Once you’ve finished with your preparation, you’ll make your way to the portal. From here, you’ll be able to visit new battlefields, or any of the ones you’ve previously visited if you need to brush up a little before moving on. Battles play out like a traditional tabletop strategy game. Your enemies will be scattered across the battlefield, and your characters will be spawned from a single point. Gameplay is turn based, and your characters can move a set number of squares, but have an option to forfeit their attack and throw another character if you need to get somewhere that you just can’t quite reach. If characters on the same side are standing next to each other when they attack, their attacks might turn into an incredibly damaging combo.

There are also certain colored squares on the battlefield called Geo Panels. These panels have different effects depending on what Geo Stone is affecting them. The manipulation of these Geo Stones is a huge part of the strategy in Disgaea, and it can be the deciding factor between victory and defeat.

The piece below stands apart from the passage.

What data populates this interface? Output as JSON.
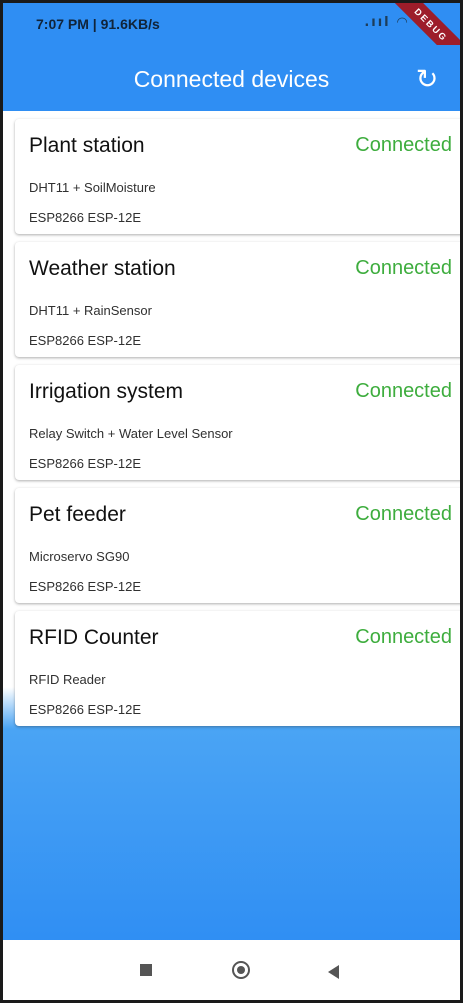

The controls work extremely well for combat, however the camera is a huge liability. For some reason, the developers chose to limit the movement of the camera to 90 degree increments, which results in some characters and enemies becoming lost behind the landscape in certain stages. A more flexible camera system would have reduced some of these frustrations, and made this version a step up from the Playstation 2 original.

The gameplay is incredibly well paced and strategy heavy. This game is not for novices, however, as it will severely test you right from the start. You will often find yourself forced to back track in order to gather the strength to move forward. While hardcore Strategy RPG fans will salivate at the depth of combat, it’s difficulty certainly limits it’s accessibility for the more casual fan.

Audio/Visual quality is incredibly important for games with as much style and comedy as Disgaea, and Afternoon of Darkness doesn’t disappoint. Graphically, the game looks gorgeous. Textures are sharp, colors are vibrant, and the character designs are spot on. The anime/comic book style cut scenes also impress. The sound quality is also top notch, with some amazing voice overs and the ability to purchase songs from the fantastic soundtrack.

All and all, if you are a fan of the original Disgaea (or of Strategy RPG’s in general for that matter), Afternoon of Darkness should definitely be on your list. It has enough new content to appeal to owners of HoD, and enough depth to keep even the most skilled SRPG player busy for weeks. Casual fans may be turned off by the challenge, but anyone willing to invest some time will most definitely find an incredibly funny, very satisfying gaming experience.

Ryan Wombold

Wombat lives by the code that if you are playing a game from this year, you are doing it wrong. His backlog is the stuff of legend and he is currently enjoying Perfect Dark Zero, Skies of Arcadia and Pong.